“[I]n some ways just participating in the debate and being on stage is a way of disclosing and being transparent what he is and is not able to do,” he argued.
Like the previous medical expert, Sheth also downplayed concerns about Fetterman’s health, after the candidate had a few noticeable gaffes during the debate. Sheth argued speech difficulties did not “translate” to “actual cognition or thinking.”
Instead, he praised the Democrat’s “remarkable” recovery and “transparency.”
“I would say the glass half full part, is that actually it was remarkable that in a very pressured public setting he was able to go for a significant period of time and answer a lot of questions. In some ways, that’s quite remarkable. Having slight missteps or some missteps in some of his words, of course, that probably is attributable to the recovery process following a stroke, but in some ways he’s been very transparent in actually showing people what he can and cannot do. I don’t think it necessarily reflects his underlying cognition regarding that.”

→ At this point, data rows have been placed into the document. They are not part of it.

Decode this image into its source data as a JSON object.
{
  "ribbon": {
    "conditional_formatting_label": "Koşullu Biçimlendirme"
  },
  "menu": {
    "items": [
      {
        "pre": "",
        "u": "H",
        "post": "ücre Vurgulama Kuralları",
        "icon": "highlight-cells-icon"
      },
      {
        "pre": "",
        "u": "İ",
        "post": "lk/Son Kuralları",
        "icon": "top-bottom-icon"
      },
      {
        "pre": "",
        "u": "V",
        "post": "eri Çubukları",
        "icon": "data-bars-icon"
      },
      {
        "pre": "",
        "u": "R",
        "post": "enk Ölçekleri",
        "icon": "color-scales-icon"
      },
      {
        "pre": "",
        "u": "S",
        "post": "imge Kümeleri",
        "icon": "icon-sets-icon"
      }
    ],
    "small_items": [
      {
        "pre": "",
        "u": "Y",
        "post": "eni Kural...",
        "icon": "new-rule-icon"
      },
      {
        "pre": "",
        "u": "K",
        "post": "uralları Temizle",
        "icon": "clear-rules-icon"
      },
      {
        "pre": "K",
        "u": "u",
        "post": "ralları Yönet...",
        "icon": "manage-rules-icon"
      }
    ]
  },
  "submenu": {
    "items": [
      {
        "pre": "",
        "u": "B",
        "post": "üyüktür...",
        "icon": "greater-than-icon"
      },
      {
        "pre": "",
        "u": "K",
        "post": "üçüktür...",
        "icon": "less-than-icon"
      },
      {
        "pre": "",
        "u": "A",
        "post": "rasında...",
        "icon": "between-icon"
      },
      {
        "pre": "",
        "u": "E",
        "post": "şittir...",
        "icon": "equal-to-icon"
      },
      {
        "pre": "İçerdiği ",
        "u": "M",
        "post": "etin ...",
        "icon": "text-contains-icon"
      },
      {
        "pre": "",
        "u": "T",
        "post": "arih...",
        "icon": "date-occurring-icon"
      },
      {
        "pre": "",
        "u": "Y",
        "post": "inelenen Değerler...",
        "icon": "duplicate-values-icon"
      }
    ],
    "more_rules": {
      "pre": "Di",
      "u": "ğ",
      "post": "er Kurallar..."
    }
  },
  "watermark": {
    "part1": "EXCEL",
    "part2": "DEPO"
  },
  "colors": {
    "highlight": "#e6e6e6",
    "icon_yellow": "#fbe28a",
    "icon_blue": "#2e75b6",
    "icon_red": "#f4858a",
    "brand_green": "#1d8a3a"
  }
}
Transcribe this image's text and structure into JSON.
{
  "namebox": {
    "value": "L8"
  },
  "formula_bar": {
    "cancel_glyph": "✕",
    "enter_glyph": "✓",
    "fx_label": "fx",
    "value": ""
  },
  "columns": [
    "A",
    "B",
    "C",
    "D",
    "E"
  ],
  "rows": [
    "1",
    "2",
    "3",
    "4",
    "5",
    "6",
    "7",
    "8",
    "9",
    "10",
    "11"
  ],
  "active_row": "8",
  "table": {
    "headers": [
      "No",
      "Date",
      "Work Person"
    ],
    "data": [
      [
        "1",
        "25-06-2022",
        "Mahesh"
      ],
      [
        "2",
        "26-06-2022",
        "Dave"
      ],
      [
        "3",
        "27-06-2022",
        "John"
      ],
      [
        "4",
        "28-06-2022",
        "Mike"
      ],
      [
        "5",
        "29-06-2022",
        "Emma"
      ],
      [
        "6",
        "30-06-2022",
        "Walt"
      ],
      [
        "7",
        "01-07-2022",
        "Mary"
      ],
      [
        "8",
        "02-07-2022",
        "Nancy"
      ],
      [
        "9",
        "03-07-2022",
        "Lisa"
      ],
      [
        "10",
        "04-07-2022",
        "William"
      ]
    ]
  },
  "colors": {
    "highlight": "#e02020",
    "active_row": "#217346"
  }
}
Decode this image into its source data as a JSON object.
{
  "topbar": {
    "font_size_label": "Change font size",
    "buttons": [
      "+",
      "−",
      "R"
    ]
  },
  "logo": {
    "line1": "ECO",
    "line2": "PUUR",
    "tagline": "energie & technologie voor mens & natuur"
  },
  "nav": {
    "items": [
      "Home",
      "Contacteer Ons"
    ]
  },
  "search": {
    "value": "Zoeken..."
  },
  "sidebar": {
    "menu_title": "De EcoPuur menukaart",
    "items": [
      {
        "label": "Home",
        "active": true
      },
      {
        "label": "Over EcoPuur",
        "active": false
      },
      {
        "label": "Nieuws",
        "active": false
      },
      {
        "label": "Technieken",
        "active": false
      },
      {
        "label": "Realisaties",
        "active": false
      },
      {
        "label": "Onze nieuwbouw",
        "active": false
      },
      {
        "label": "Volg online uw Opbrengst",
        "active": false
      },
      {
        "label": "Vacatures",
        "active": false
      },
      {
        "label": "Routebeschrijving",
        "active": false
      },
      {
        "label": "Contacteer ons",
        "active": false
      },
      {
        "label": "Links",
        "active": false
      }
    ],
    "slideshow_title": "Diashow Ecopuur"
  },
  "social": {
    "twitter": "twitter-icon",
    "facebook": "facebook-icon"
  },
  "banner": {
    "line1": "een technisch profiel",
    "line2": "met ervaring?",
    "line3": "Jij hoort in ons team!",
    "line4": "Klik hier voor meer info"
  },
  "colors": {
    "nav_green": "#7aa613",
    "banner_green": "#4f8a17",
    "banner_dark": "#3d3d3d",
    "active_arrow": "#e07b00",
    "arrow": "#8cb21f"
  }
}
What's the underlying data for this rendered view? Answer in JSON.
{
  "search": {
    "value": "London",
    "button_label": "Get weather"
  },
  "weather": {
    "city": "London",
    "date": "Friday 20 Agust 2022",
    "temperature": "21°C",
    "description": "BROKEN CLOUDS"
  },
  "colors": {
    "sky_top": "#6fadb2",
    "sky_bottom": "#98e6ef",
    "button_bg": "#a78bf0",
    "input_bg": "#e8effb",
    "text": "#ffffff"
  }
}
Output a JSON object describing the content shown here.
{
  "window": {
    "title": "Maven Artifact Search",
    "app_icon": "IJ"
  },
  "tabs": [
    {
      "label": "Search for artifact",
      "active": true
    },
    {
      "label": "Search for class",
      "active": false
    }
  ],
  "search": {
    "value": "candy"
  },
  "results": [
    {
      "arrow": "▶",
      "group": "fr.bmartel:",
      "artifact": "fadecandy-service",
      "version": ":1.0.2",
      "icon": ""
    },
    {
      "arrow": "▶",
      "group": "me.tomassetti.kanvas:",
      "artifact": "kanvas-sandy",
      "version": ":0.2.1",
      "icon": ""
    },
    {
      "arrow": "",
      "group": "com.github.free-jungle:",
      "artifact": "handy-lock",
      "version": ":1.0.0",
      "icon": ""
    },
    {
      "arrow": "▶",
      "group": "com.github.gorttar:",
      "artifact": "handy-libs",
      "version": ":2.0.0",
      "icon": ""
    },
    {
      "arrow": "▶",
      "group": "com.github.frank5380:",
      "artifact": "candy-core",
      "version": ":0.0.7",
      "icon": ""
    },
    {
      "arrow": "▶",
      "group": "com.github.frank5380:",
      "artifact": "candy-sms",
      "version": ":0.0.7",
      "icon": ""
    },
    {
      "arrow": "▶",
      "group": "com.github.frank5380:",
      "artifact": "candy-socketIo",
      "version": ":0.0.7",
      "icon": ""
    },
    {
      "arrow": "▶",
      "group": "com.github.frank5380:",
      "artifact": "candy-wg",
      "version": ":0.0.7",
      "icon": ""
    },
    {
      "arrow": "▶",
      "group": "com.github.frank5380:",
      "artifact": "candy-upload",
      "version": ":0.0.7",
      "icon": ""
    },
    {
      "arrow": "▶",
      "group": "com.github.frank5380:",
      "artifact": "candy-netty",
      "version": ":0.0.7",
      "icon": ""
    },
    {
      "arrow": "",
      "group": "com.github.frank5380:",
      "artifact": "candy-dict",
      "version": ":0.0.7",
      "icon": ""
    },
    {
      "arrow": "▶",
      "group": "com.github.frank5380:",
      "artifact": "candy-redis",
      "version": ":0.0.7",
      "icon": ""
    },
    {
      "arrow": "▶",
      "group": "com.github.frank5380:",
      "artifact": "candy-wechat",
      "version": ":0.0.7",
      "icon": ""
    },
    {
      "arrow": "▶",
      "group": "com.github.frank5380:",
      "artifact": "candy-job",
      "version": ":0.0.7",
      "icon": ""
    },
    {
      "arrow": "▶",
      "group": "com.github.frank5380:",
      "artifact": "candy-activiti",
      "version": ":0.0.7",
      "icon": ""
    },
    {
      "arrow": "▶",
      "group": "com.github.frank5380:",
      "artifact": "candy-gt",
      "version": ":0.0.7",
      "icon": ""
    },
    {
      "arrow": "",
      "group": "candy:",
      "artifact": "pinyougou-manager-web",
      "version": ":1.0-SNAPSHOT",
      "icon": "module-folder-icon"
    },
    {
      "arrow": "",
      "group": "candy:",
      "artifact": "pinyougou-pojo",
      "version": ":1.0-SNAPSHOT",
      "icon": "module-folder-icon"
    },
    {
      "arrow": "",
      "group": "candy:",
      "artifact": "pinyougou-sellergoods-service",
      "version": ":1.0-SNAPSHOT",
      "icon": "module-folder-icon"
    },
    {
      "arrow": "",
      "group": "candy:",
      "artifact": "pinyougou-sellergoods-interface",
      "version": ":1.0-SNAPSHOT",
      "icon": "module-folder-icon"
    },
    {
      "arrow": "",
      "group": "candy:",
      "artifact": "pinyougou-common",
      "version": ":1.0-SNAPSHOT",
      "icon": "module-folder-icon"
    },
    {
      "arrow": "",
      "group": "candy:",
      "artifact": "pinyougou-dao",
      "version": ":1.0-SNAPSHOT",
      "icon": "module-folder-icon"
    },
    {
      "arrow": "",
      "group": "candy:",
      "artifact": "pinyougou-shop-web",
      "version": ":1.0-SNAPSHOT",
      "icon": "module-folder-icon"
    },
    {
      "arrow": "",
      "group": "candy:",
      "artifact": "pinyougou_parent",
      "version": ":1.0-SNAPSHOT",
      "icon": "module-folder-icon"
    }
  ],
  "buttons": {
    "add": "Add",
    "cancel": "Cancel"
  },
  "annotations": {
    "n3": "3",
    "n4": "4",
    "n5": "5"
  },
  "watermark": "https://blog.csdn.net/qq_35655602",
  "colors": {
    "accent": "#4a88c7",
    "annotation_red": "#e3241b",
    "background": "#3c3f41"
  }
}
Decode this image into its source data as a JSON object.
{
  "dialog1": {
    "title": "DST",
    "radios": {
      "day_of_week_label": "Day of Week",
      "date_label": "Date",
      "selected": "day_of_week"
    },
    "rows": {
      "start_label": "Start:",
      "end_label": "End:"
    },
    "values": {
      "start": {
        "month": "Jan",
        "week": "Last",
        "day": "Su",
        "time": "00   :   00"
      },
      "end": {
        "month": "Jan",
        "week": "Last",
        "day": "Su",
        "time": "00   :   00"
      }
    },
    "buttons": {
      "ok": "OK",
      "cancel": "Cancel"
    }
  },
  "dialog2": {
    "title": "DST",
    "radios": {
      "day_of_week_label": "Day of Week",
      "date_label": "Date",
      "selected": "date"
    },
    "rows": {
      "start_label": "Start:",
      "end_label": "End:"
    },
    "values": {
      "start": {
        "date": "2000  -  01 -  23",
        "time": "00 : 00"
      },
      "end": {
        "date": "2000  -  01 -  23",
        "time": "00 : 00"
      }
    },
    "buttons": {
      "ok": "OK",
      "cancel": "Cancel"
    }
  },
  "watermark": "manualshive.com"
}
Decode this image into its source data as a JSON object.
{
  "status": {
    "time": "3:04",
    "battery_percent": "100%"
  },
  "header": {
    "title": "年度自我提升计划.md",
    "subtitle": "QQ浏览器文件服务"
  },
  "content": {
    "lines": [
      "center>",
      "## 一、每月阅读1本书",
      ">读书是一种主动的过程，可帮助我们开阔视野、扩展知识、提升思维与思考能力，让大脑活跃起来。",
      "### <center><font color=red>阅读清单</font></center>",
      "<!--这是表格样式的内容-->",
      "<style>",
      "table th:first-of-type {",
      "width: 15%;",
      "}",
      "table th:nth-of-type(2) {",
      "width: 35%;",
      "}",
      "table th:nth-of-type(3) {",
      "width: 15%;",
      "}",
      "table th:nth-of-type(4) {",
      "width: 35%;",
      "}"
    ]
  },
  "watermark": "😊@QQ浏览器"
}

Tuesday afternoon, a CNN panel lowered the bar for what to expect in the debate, with one panelist arguing that Fetterman only needed to appear “relatively coherent.”